§ WHAT IS BEING ASKED
Search the records for the string "team" and return each line that has it.

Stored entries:

Segment Open

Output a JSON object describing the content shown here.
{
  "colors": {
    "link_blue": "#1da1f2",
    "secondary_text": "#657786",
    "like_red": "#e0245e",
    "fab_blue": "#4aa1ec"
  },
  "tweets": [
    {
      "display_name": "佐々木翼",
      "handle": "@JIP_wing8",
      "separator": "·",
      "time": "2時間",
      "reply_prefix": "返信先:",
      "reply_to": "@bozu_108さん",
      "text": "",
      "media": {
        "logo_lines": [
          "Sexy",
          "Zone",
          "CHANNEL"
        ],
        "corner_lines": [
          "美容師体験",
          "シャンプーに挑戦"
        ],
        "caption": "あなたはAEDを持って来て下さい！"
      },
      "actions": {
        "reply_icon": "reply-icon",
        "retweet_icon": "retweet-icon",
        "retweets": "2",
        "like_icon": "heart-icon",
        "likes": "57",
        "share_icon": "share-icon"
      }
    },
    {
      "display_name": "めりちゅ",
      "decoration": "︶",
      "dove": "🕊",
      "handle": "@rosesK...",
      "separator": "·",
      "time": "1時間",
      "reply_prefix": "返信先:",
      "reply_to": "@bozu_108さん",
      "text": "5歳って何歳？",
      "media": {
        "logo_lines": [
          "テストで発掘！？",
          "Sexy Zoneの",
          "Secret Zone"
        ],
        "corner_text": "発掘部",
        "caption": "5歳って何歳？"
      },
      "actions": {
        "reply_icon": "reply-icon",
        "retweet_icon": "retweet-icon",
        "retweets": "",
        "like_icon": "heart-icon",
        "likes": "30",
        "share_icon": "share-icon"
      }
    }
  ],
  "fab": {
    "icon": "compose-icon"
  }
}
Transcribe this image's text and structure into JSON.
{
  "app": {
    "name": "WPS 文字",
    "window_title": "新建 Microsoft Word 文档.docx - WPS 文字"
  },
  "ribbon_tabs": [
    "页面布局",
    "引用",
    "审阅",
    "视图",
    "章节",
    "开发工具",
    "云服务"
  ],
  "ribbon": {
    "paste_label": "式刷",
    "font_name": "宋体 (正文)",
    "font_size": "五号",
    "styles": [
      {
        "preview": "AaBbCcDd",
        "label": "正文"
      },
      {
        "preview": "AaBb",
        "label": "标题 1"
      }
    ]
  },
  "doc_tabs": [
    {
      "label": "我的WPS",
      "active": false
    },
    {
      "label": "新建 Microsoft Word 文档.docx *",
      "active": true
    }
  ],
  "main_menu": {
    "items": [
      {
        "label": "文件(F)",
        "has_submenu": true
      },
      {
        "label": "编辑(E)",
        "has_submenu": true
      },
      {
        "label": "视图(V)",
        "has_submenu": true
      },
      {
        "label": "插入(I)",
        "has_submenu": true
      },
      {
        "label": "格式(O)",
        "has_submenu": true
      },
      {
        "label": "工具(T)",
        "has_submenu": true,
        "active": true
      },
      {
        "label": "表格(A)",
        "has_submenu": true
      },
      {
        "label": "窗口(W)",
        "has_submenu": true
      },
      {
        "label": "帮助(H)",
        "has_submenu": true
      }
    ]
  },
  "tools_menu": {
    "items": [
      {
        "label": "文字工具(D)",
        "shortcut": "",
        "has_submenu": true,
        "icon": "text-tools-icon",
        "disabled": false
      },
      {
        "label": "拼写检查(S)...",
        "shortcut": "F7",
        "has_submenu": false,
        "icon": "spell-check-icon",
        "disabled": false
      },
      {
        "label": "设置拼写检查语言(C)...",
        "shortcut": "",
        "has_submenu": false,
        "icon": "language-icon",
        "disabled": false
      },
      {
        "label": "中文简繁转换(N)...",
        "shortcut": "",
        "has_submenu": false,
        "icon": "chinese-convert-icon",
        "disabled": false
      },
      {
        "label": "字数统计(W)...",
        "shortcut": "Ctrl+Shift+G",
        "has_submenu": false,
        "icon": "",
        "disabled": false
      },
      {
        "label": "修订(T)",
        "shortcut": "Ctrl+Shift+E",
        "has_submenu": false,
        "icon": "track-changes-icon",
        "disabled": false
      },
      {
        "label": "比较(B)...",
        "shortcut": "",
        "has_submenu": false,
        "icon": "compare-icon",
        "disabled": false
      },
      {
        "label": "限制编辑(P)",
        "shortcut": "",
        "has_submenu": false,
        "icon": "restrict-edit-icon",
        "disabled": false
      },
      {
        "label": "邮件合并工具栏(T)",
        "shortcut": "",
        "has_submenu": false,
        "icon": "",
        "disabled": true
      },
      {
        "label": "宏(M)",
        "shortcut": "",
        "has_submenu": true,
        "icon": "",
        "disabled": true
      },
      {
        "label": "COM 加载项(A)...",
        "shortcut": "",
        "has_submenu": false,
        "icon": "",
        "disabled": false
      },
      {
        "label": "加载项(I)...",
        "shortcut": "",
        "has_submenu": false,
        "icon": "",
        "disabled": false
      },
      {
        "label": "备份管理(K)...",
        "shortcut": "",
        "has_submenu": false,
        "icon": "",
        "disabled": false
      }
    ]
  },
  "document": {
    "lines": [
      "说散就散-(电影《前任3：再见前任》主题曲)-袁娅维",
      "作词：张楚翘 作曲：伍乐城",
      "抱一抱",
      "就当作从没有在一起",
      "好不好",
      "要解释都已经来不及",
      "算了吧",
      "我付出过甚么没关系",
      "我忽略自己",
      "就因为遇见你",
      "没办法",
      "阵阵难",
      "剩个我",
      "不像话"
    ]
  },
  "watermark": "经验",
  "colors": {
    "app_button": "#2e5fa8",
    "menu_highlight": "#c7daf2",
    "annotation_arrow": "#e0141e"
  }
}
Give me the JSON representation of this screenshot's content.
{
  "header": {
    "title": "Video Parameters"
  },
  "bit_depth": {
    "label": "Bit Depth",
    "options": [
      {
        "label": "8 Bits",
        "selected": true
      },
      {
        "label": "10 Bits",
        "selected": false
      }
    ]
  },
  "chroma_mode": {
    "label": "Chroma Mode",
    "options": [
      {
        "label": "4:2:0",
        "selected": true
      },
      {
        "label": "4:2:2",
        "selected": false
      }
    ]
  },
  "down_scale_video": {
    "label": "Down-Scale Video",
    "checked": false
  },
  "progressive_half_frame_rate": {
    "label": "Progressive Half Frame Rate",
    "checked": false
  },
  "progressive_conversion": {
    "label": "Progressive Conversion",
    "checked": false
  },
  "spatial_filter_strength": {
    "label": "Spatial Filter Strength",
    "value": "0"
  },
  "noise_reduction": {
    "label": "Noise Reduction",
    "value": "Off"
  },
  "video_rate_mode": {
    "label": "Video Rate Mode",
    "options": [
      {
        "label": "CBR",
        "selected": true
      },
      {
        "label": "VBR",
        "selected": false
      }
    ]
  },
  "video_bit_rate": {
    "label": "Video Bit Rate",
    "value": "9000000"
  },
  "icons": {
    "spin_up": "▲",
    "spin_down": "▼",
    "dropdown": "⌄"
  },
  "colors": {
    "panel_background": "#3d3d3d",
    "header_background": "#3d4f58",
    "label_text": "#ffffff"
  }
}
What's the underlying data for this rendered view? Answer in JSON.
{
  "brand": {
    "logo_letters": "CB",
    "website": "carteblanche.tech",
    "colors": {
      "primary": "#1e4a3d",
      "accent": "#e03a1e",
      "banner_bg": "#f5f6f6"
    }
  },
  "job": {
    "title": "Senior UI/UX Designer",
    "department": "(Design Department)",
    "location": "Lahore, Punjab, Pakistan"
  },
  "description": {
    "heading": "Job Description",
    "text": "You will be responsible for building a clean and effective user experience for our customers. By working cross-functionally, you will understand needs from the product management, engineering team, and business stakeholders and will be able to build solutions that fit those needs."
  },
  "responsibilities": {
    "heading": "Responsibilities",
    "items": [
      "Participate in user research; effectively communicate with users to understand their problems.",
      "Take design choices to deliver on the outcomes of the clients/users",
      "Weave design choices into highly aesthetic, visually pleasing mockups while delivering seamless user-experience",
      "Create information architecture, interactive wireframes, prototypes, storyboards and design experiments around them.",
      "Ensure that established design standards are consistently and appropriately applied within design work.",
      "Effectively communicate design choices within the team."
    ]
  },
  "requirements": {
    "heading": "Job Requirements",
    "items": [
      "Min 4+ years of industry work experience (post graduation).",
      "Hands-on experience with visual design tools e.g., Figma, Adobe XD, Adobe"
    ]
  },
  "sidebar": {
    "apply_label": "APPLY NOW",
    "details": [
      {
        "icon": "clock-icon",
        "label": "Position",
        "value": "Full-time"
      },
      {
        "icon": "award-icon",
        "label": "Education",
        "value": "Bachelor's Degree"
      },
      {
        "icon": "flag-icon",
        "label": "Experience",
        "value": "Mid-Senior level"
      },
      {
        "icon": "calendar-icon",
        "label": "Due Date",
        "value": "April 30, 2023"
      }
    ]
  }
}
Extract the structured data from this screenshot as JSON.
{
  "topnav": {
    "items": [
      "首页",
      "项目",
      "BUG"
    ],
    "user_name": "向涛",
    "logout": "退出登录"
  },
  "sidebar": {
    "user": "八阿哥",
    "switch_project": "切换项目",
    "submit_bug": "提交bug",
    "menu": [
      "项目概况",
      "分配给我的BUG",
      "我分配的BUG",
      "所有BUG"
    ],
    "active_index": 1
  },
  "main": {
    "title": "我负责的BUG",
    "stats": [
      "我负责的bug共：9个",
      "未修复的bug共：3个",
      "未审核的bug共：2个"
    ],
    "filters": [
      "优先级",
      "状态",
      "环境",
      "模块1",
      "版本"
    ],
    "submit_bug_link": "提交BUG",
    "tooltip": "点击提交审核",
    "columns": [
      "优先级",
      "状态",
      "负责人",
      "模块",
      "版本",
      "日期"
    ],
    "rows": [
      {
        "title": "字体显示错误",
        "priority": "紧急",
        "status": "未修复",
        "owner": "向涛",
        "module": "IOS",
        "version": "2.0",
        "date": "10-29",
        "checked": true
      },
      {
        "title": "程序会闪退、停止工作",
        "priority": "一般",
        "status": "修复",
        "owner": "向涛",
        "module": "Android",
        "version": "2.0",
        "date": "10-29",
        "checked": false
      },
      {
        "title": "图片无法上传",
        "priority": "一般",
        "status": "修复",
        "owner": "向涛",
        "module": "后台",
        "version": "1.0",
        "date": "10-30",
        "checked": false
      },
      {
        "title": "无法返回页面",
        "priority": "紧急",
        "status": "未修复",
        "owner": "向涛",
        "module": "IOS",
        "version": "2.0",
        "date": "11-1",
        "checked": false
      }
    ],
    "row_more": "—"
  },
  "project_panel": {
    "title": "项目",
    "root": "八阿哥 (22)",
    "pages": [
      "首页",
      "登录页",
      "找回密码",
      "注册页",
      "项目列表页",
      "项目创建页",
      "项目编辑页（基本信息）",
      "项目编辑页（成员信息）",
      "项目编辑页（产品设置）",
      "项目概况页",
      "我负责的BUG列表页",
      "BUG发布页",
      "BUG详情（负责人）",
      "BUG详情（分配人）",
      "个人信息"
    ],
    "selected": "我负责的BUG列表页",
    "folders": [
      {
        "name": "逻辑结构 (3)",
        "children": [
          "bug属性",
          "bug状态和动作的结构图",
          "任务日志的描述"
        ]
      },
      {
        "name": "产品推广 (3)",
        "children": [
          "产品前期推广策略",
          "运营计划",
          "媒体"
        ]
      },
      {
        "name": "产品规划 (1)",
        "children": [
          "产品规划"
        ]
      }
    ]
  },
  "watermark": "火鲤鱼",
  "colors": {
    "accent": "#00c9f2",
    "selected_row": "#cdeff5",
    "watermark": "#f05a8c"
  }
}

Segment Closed

§ ANSWER BOX
    "text": "You will be responsible for building a clean and effective user experience for our customers. By working cross-functionally, you will understand needs from the product management, engineering team, and business stakeholders and will be able to build solutions that fit those needs."
      "Effectively communicate design choices within the team."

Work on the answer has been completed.